Strategic bombers have also participated alongside NORAD-assigned forces in major training exercises, most recently in October 2015, when B-52s flew to Goose Bay, Canada, during exercise VIGILANT SHIELD.
One of nine DoD unified combatant commands, USSTRATCOM has global strategic missions, assigned through the Unified Command Plan, which include strategic deterrence; space operations; cyberspace operations; joint electronic warfare; global strike; missile defense; intelligence, surveillance and reconnaissance; combating weapons of mass destruction; and analysis and targeting.
The training mission, coined Polar Growl, allowed the aircrews to hone their navigation skills and enhance their ability to work with allied partners, while demonstrating U.S. Strategic Command capacity.
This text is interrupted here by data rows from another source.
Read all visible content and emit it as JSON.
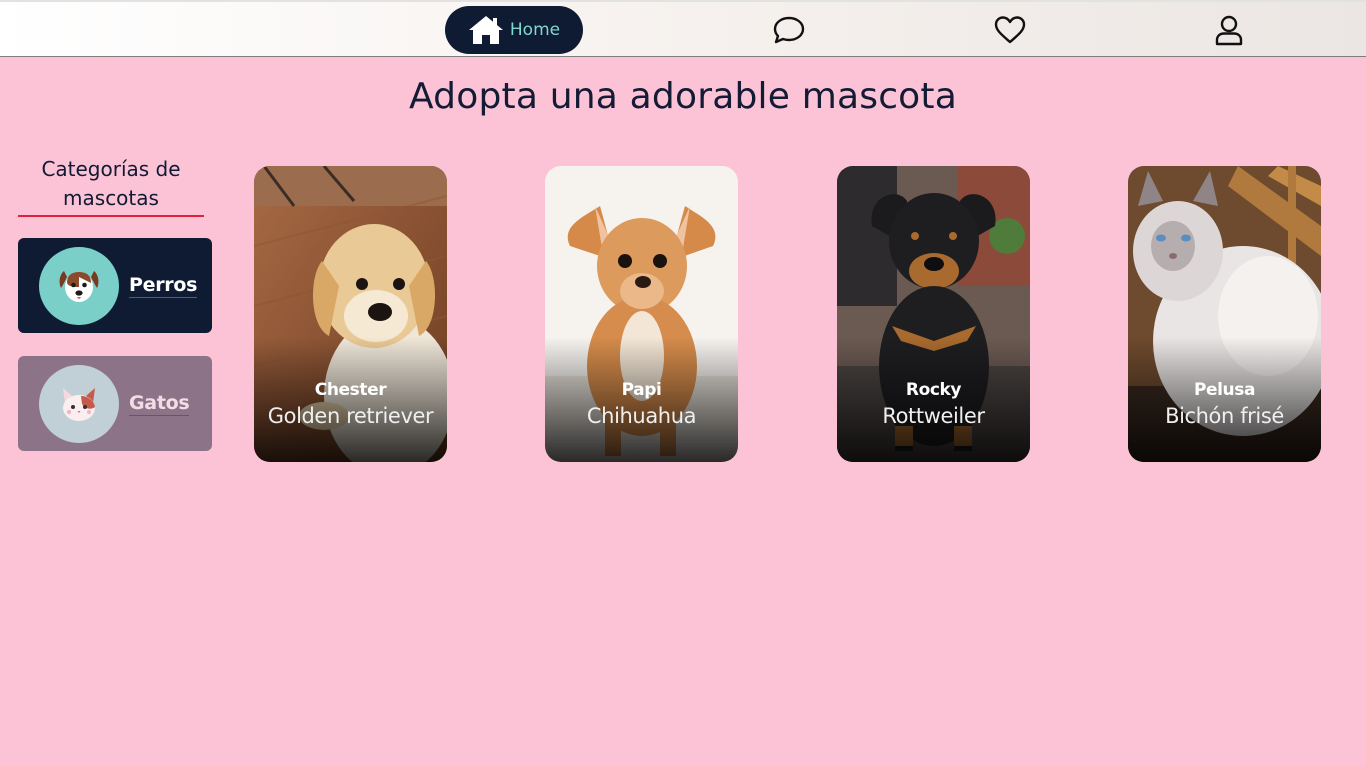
{
  "nav": {
    "home_label": "Home",
    "accent_color": "#7fd8cf",
    "pill_color": "#0f1a33",
    "icons": [
      "home-icon",
      "chat-icon",
      "heart-icon",
      "user-icon"
    ]
  },
  "page_title": "Adopta una adorable mascota",
  "sidebar": {
    "heading": "Categorías de mascotas",
    "categories": [
      {
        "label": "Perros",
        "icon": "dog-face-icon",
        "selected": true,
        "color": "#0f1a33"
      },
      {
        "label": "Gatos",
        "icon": "cat-face-icon",
        "selected": false,
        "color": "#8c7387"
      }
    ]
  },
  "pets": [
    {
      "name": "Chester",
      "breed": "Golden retriever",
      "image": "golden-retriever-puppy-photo"
    },
    {
      "name": "Papi",
      "breed": "Chihuahua",
      "image": "chihuahua-puppy-photo"
    },
    {
      "name": "Rocky",
      "breed": "Rottweiler",
      "image": "rottweiler-puppy-photo"
    },
    {
      "name": "Pelusa",
      "breed": "Bichón frisé",
      "image": "white-fluffy-cat-photo"
    }
  ],
  "colors": {
    "background": "#fcc3d6",
    "underline": "#e0213d",
    "text": "#131b35"
  }
}
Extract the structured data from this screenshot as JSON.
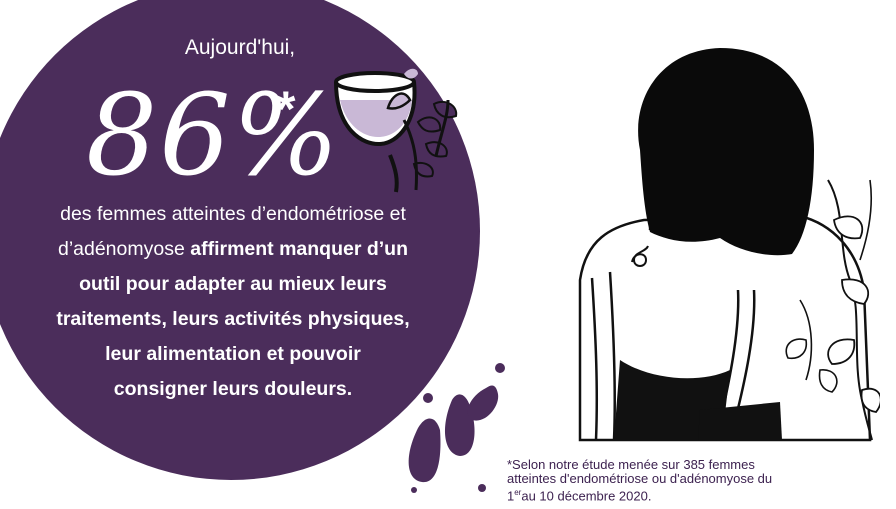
{
  "stat": {
    "intro": "Aujourd'hui,",
    "value": "86%",
    "asterisk": "*",
    "line1": "des femmes atteintes d’endométriose et",
    "line2_regular": "d’adénomyose",
    "line2_bold": "affirment manquer d’un",
    "line3": "outil pour adapter au mieux leurs",
    "line4": "traitements, leurs activités physiques,",
    "line5": "leur alimentation et pouvoir",
    "line6": "consigner leurs douleurs."
  },
  "footnote": {
    "line1": "*Selon notre étude menée sur 385 femmes",
    "line2": "atteintes d'endométriose ou d'adénomyose du",
    "line3_pre": "1",
    "line3_sup": "er",
    "line3_post": "au 10 décembre 2020."
  },
  "colors": {
    "circle": "#4b2d5b",
    "accent_light": "#c9b8d6",
    "ink": "#111111",
    "footnote_text": "#3d2250"
  }
}
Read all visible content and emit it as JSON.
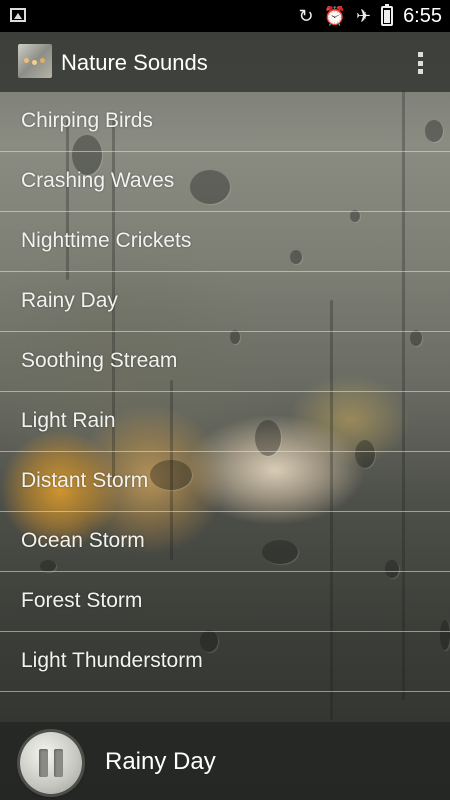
{
  "status_bar": {
    "time": "6:55",
    "icons": [
      "image-icon",
      "rotate-icon",
      "alarm-icon",
      "airplane-icon",
      "battery-icon"
    ]
  },
  "app_bar": {
    "title": "Nature Sounds",
    "icon": "app-icon",
    "menu_icon": "overflow-menu-icon"
  },
  "sounds": [
    "Chirping Birds",
    "Crashing Waves",
    "Nighttime Crickets",
    "Rainy Day",
    "Soothing Stream",
    "Light Rain",
    "Distant Storm",
    "Ocean Storm",
    "Forest Storm",
    "Light Thunderstorm"
  ],
  "player": {
    "now_playing": "Rainy Day",
    "control_icon": "pause-icon"
  },
  "colors": {
    "status_bar": "#000000",
    "text": "#f2f2ee",
    "divider": "#e6e6e1"
  }
}
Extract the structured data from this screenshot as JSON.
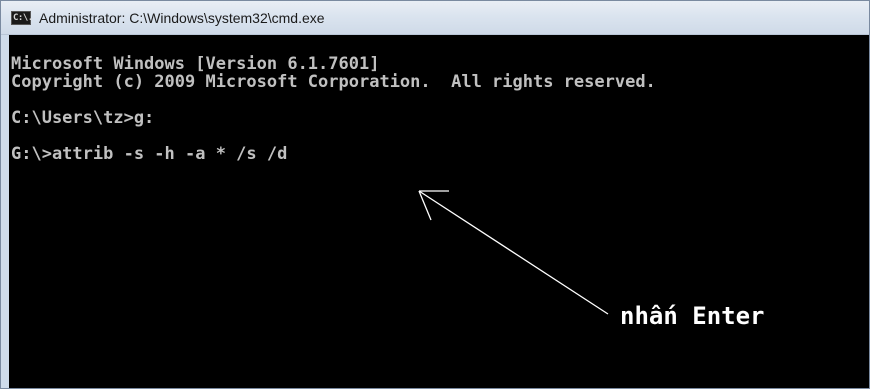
{
  "window": {
    "title": "Administrator: C:\\Windows\\system32\\cmd.exe",
    "icon": "cmd-icon",
    "icon_text": "C:\\."
  },
  "console": {
    "lines": [
      "Microsoft Windows [Version 6.1.7601]",
      "Copyright (c) 2009 Microsoft Corporation.  All rights reserved.",
      "",
      "C:\\Users\\tz>g:",
      "",
      "G:\\>attrib -s -h -a * /s /d"
    ]
  },
  "annotation": {
    "text": "nhấn Enter",
    "color": "#ffffff"
  },
  "colors": {
    "console_bg": "#000000",
    "console_fg": "#c0c0c0",
    "titlebar": "#dbe4ef"
  }
}
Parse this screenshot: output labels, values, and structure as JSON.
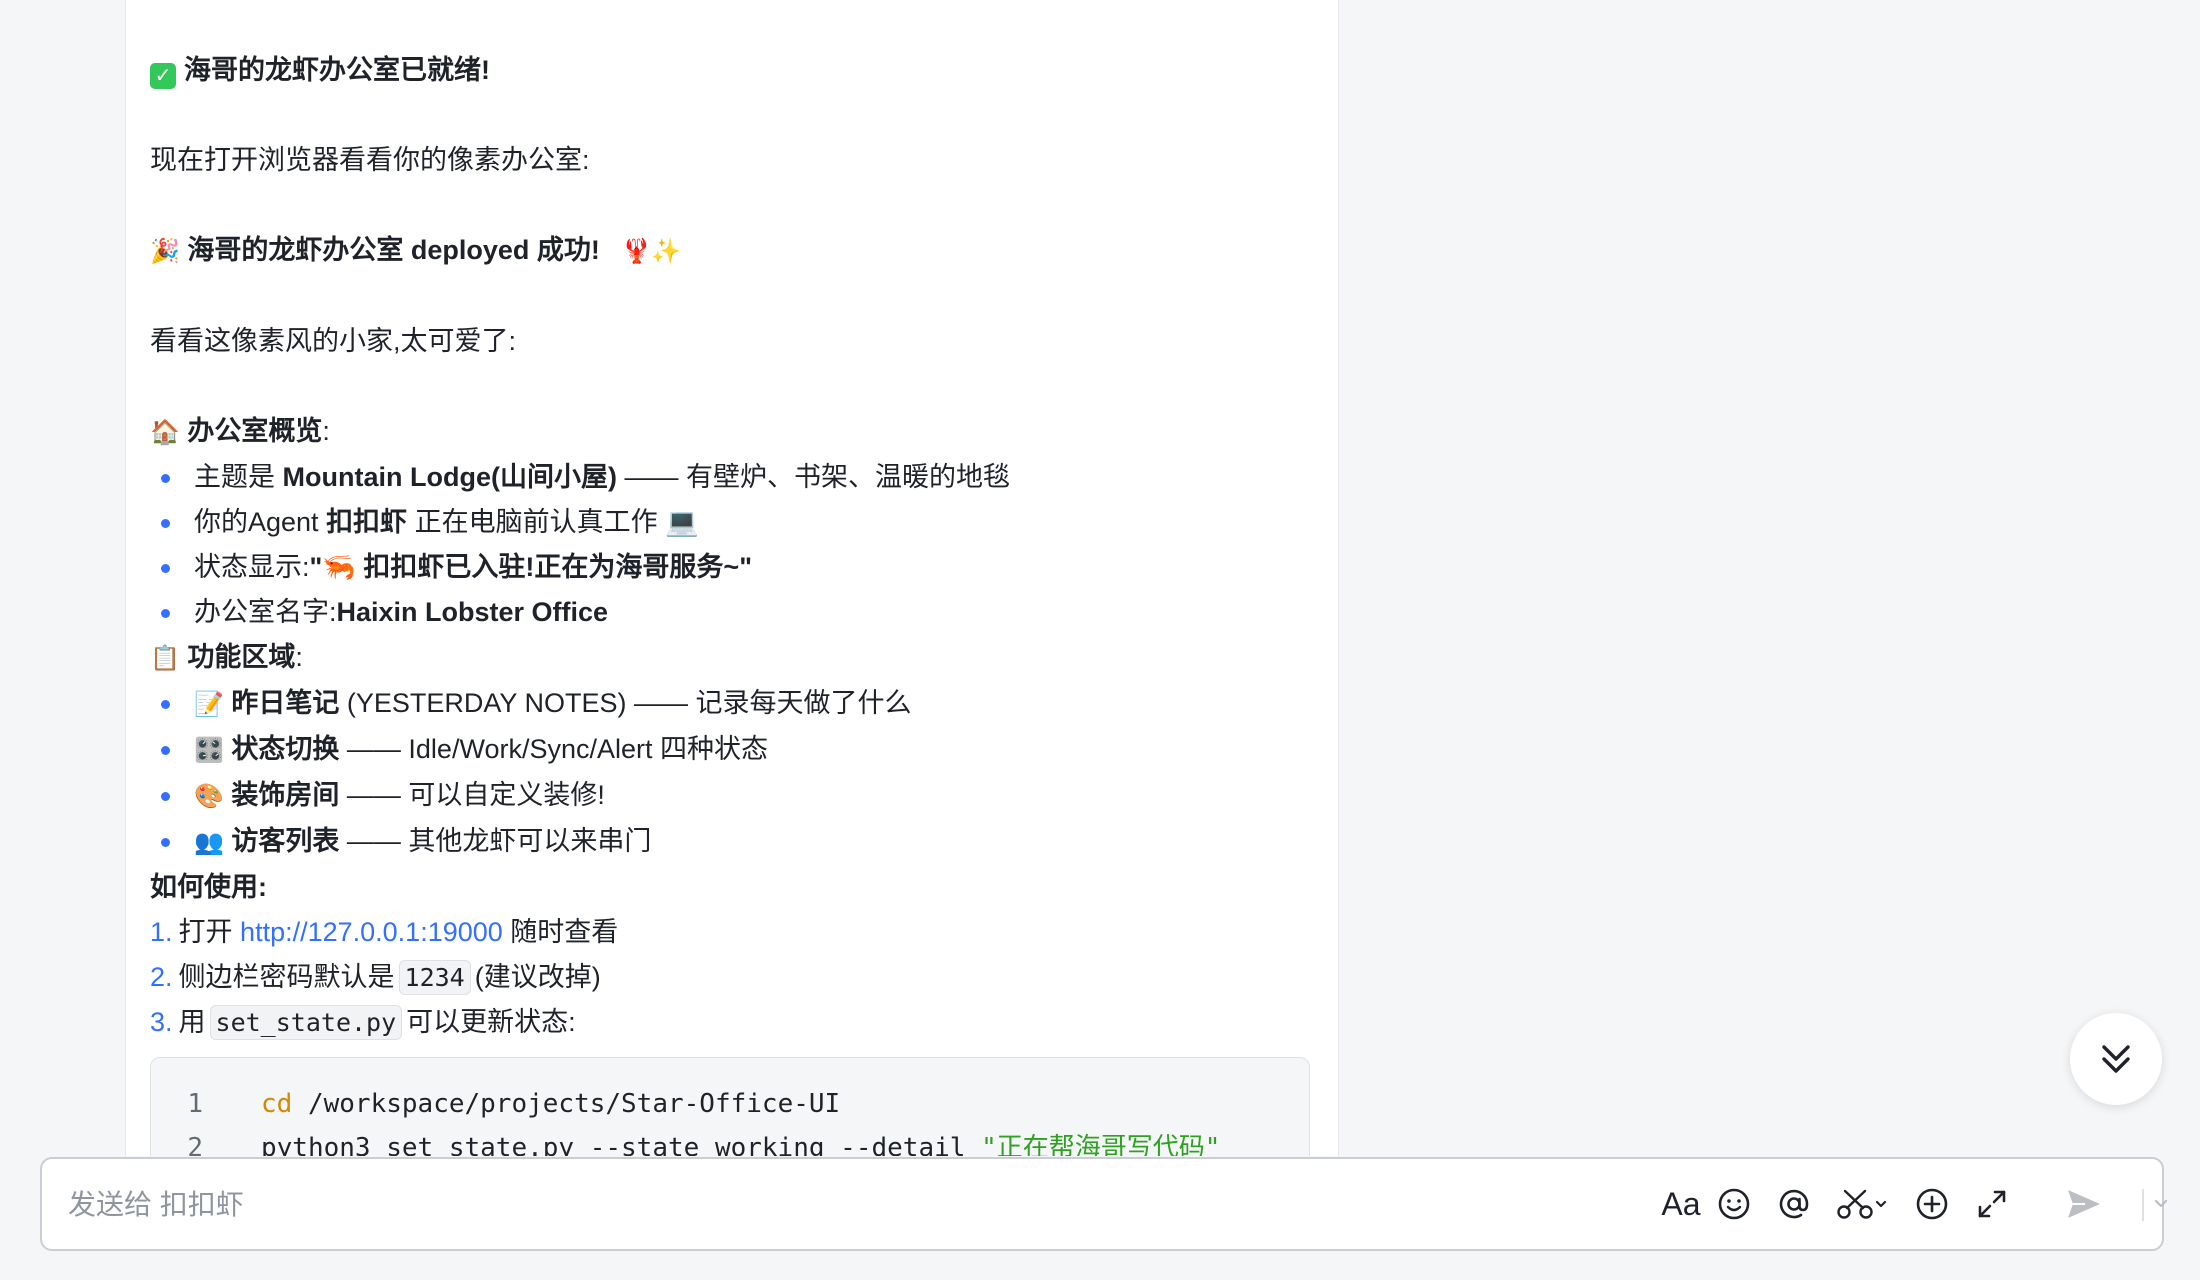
{
  "message": {
    "ready_emoji": "✓",
    "ready_title": "海哥的龙虾办公室已就绪!",
    "open_browser": "现在打开浏览器看看你的像素办公室:",
    "deployed_emoji": "🎉",
    "deployed_title": "海哥的龙虾办公室 deployed 成功!",
    "deployed_emoji_tail": "🦞✨",
    "look": "看看这像素风的小家,太可爱了:",
    "overview_emoji": "🏠",
    "overview_title": "办公室概览",
    "overview_colon": ":",
    "overview_items": [
      {
        "a": "主题是 ",
        "b": "Mountain Lodge(山间小屋)",
        "c": " —— 有壁炉、书架、温暖的地毯"
      },
      {
        "a": "你的Agent ",
        "b": "扣扣虾",
        "c": " 正在电脑前认真工作 💻"
      },
      {
        "a": "状态显示:",
        "b": "\"🦐 扣扣虾已入驻!正在为海哥服务~\"",
        "c": ""
      },
      {
        "a": "办公室名字:",
        "b": "Haixin Lobster Office",
        "c": ""
      }
    ],
    "features_emoji": "📋",
    "features_title": "功能区域",
    "features_colon": ":",
    "features_items": [
      {
        "emoji": "📝",
        "b": "昨日笔记",
        "c": " (YESTERDAY NOTES) —— 记录每天做了什么"
      },
      {
        "emoji": "🎛️",
        "b": "状态切换",
        "c": " —— Idle/Work/Sync/Alert 四种状态"
      },
      {
        "emoji": "🎨",
        "b": "装饰房间",
        "c": " —— 可以自定义装修!"
      },
      {
        "emoji": "👥",
        "b": "访客列表",
        "c": " —— 其他龙虾可以来串门"
      }
    ],
    "howto_title": "如何使用",
    "howto_colon": ":",
    "steps": {
      "s1_num": "1.",
      "s1_a": "打开 ",
      "s1_link": "http://127.0.0.1:19000",
      "s1_b": " 随时查看",
      "s2_num": "2.",
      "s2_a": "侧边栏密码默认是",
      "s2_code": "1234",
      "s2_b": "(建议改掉)",
      "s3_num": "3.",
      "s3_a": "用",
      "s3_code": "set_state.py",
      "s3_b": "可以更新状态:"
    },
    "code": {
      "l1_num": "1",
      "l1_kw": "cd",
      "l1_rest": " /workspace/projects/Star-Office-UI",
      "l2_num": "2",
      "l2_rest": "python3 set_state.py --state working --detail ",
      "l2_str": "\"正在帮海哥写代码\""
    }
  },
  "composer": {
    "placeholder": "发送给 扣扣虾",
    "format_label": "Aa"
  },
  "colors": {
    "accent": "#3370ff",
    "keyword": "#d48806",
    "string": "#2ea121"
  },
  "icons": [
    "format-icon",
    "emoji-icon",
    "mention-icon",
    "scissors-icon",
    "add-icon",
    "expand-icon",
    "send-icon",
    "chevron-down-icon",
    "double-chevron-down-icon"
  ]
}
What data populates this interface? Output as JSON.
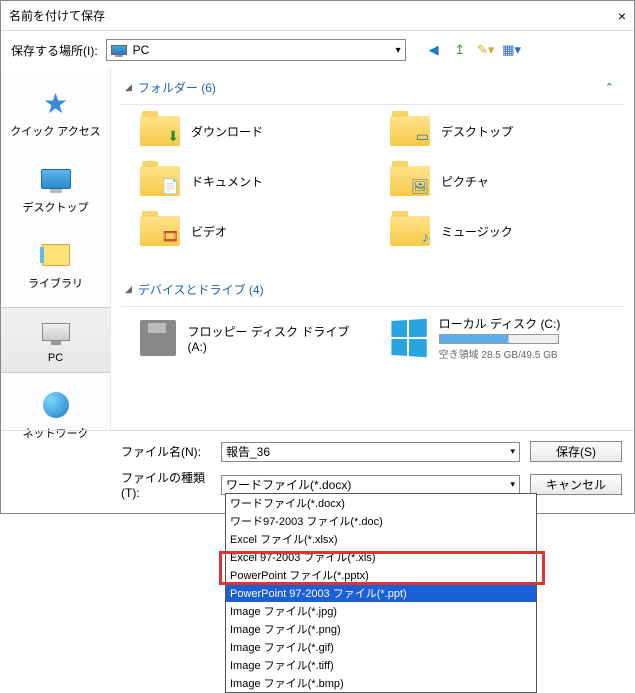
{
  "title": "名前を付けて保存",
  "location": {
    "label": "保存する場所(I):",
    "value": "PC"
  },
  "toolbar_icons": [
    "back-icon",
    "up-icon",
    "new-folder-icon",
    "views-icon"
  ],
  "sidebar": {
    "items": [
      {
        "label": "クイック アクセス",
        "icon": "star"
      },
      {
        "label": "デスクトップ",
        "icon": "monitor"
      },
      {
        "label": "ライブラリ",
        "icon": "library"
      },
      {
        "label": "PC",
        "icon": "pc",
        "selected": true
      },
      {
        "label": "ネットワーク",
        "icon": "network"
      }
    ]
  },
  "groups": {
    "folders": {
      "header": "フォルダー (6)"
    },
    "drives": {
      "header": "デバイスとドライブ (4)"
    }
  },
  "folders": [
    {
      "label": "ダウンロード",
      "badge": "↓"
    },
    {
      "label": "デスクトップ",
      "badge": ""
    },
    {
      "label": "ドキュメント",
      "badge": ""
    },
    {
      "label": "ピクチャ",
      "badge": ""
    },
    {
      "label": "ビデオ",
      "badge": ""
    },
    {
      "label": "ミュージック",
      "badge": "♪"
    }
  ],
  "drives": [
    {
      "label": "フロッピー ディスク ドライブ (A:)",
      "type": "floppy"
    },
    {
      "label": "ローカル ディスク (C:)",
      "type": "local",
      "freespace": "空き領域 28.5 GB/49.5 GB"
    }
  ],
  "form": {
    "filename_label": "ファイル名(N):",
    "filename_value": "報告_36",
    "filetype_label": "ファイルの種類(T):",
    "filetype_value": "ワードファイル(*.docx)",
    "save_btn": "保存(S)",
    "cancel_btn": "キャンセル"
  },
  "dropdown": {
    "options": [
      "ワードファイル(*.docx)",
      "ワード97-2003 ファイル(*.doc)",
      "Excel ファイル(*.xlsx)",
      "Excel 97-2003 ファイル(*.xls)",
      "PowerPoint ファイル(*.pptx)",
      "PowerPoint 97-2003 ファイル(*.ppt)",
      "Image ファイル(*.jpg)",
      "Image ファイル(*.png)",
      "Image ファイル(*.gif)",
      "Image ファイル(*.tiff)",
      "Image ファイル(*.bmp)"
    ],
    "selected_index": 5
  }
}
"These flights, demonstrating the credible and flexible ability of our strategic bomber force in internationally-recognized flight information regions, are the culmination of months of planning and coordination," said Adm. Cecil D. Haney, the STRATCOM commander. "They are one of many ways we demonstrate interoperability, compliance with national and international protocols, and due regard for the safety of all aircraft sharing the air space."
Each of the two legs of Polar Growl provided unique training opportunities, all while testing the bomber force's command and control apparatus' ability to support two synchronized flight paths. The bomber crews flying the North Sea route participated in dissimilar air intercept maneuvers with fighter aircraft flown by the Royal Canadian air force, Royal Air Force and Royal Netherlands air force. In addition to conducting dissimilar air intercept maneuvers with Royal Canadian air force fighters, bomber crews on the Arctic leg of the mission transited around the North Pole, providing the crews invaluable training in polar navigation.
"Today's dynamic global security environment is an interdependent world where international partnerships are foundational," Haney said. "Exercises and operations such as these bomber flights enable and enhance relationships with our allies and partners, and allow others to understand what capabilities U.S. Strategic Command brings to the equation."
The U.S. regularly conducts combined training and theater security cooperation engagements with coalition partners. The combined training provided in Polar Growl follows the participation of B-52s in NATO exercise Noble Justification in October 2014, and the deployment of B-52s and B-2 Spirits to RAF Fairford, United Kingdom, in June 2014.
"The long-range nature of the mission, coupled with the opportunity to interact in real-time with allied aircraft was an invaluable experience that simply can't be replicated out of the cockpit," said Maj. Nathan Barnhart, a 343rd Bomb Squadron instructor radar navigator. "Training like this ensures we are ready to respond to any and all mission directives across the globe."
A B-52H Stratofortress from Barksdale Air Force Base, La., receives fuel from a New Hampshire Air National Guard KC-135R Stratotanker April 2, 2015, near the eastern coast of Canada. The B-52H was returning home after supporting Polar Growl, a U.S. Strategic Command-directed mission to the Arctic and North Sea regions. The mission was to provide a flexible and visible signal that highlights the U.S. ability to deter strategic attacks and respond to any potential future crisis or challenge. (Air National Guard photo/Airman Ashlyn J. Correia)